It’s Time to Roll Up Your Sleeves
Last Updated July 28, 2022
According to the Centers for Disease Control and Prevention (CDC), the best way to prevent serious illness from the seasonal flu and COVID-19 is to get vaccinated.
Fight the Flu
The CDC recommends everyone 6 months of age and older get a flu vaccine. Because it takes about two weeks after vaccination for antibodies that protect against flu to develop in the body, the CDC recommends getting a flu vaccine by the end of October. Getting vaccinated later, however, can still be beneficial.
The CDC recommends everyone 6 months of age and older get a COVID-19 vaccine, and those 5 years and up get the recommended boosters. The COVID-19 vaccine is proven to protect people from getting seriously ill, becoming hospitalized and dying. While you may have some protection if you’ve had COVID-19, the level and length of protection varies and decreases over time.
It’s Easy to Get Vaccinated
You can get your vaccinations in a number of ways:
- At a convenience care clinic, typically located in a retail store. No appointment is needed.
- At a network retail pharmacy such as CVS, Walgreens and Walmart. (Take your prescription ID card to show.)
- At your doctor’s office or other in-network provider.
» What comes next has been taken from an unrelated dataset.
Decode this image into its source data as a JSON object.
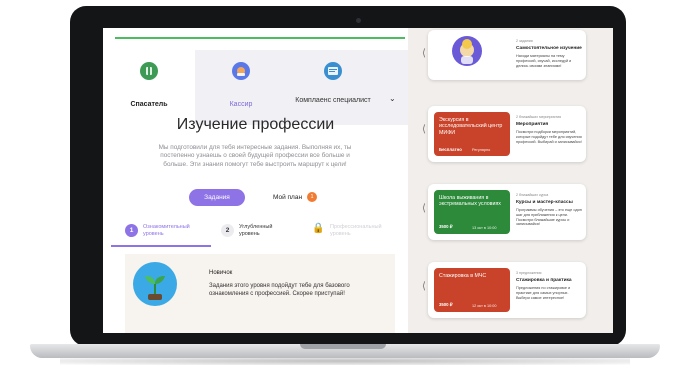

Check your medical vendor’s website or call the number on your medical ID card to find a network provider.
Show your medical ID card if you get vaccinated at a doctor’s office or clinic; show your prescription drug card if you get vaccinated at a pharmacy. Although you might need to pay out of pocket when you receive the vaccine, you will be reimbursed 100% if you are covered under an RRD National Medical option and you use a network provider. Simply submit the claim to your medical or prescription drug vendor for reimbursement.
Good to Know: Other Preventive Vaccines Are Also Covered
If you’re enrolled in a National Medical option, other recommended preventive vaccines are covered at in-network providers and pharmacies, including:
- Hepatitis A and B
- Human Papillomavirus (HPV)
- And more!
Contact your medical vendor for coverage details. To learn more about immunization recommendations, visit cdc.gov/vaccines/.